Govt signs contract authorising Rocket Lab launches

  • Steven Joyce
Economic Development

The Government has today signed a contract authorising Rocket Lab’s space activities from New Zealand, Economic Development Minister Steven Joyce says.

Rocket Lab, founded by New Zealander Peter Beck, intends to start its launch operations from the Mahia Peninsula later this year. These operations will include the first commercial space launches from New Zealand.

“This contract is an important milestone in the work the Government is doing to support the development of a New Zealand-based space industry,” Mr Joyce says.

“Rocket Lab is capitalising on some of New Zealand’s advantages as an attractive location for space launches. We have clear skies, access to good launch angles, a skilled workforce and an innovation-friendly business environment.”

The contract is an interim measure to allow Rocket Lab to commence launching rockets before the Bill establishing a regulatory regime comes into force.

The Outer Space and High Altitude Activities Bill is expected to be introduced into Parliament later this month and the Government will be seeking to have it passed into law by mid-2017. The Bill facilitates the development of a space industry and its safe and secure operation that meets our international obligations, including the Technology Safeguards Agreement (TSA), recently signed with the United States.

The TSA is a bilateral treaty between the New Zealand and United States Governments to enable the use and secure management of US rocket and satellite technology in New Zealand.  It allows commercial entities, including Rocket Lab, to import launch technology and satellites from the US. In terms of its broader international obligations, New Zealand is committed to the peaceful and responsible use of space.

“Rocket Lab is yet another example of our fast-growing and increasingly diverse hi-tech sector, Mr Joyce says. “From innovative software companies to agri-tech to medical technologies to now space, our technology companies by revenue now generate $16.2 billion to the New Zealand economy, employ 98,900 people, and (our top 200 technology firms) deliver $6.5 billion in exports annually.

“Rocket Lab’s leading role in developing a New Zealand space industry will provide opportunities for other entrepreneurs and businesses to realise spin-off benefits in a range of areas such as advanced materials for use in space applications.”

The contract provides the mechanism by which to authorise Rocket Lab’s space activities to be conducted from New Zealand; to manage Government’s liability under the United Nations Liability Convention, and to implement New Zealand's obligations under the TSA, enabling it to enter into force.

The contract is consistent with the draft Bill.
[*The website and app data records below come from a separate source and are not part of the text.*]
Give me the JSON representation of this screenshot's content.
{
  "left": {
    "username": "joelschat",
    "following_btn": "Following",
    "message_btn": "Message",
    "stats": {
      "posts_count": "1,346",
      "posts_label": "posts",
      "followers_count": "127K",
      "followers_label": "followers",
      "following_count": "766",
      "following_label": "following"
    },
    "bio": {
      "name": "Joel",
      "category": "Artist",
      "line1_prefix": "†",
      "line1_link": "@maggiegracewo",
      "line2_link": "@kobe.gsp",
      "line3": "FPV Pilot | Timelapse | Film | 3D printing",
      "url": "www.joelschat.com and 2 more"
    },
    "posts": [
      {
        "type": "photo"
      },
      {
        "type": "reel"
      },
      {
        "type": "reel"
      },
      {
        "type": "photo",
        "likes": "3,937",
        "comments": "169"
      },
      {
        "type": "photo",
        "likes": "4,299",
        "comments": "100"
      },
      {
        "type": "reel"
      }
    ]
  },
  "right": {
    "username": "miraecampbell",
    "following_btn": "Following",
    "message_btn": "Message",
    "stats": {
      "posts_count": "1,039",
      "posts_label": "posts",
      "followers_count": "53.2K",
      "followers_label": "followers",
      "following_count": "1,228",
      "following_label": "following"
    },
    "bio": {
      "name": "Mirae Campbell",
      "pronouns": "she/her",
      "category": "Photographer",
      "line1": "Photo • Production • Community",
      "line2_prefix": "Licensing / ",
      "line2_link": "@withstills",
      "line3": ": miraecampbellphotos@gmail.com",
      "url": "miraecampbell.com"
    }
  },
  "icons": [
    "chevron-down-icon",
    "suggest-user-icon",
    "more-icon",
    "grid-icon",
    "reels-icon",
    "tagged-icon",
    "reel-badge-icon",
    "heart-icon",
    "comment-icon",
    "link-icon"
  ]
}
Once the Bill becomes law, Rocket Lab will transition to the new regime and the Government can choose to terminate the contract.

Before launching, Rocket Lab needs to obtain a license from the US Federal Aviation Administration (FAA) so it can conduct its space launch activities in New Zealand.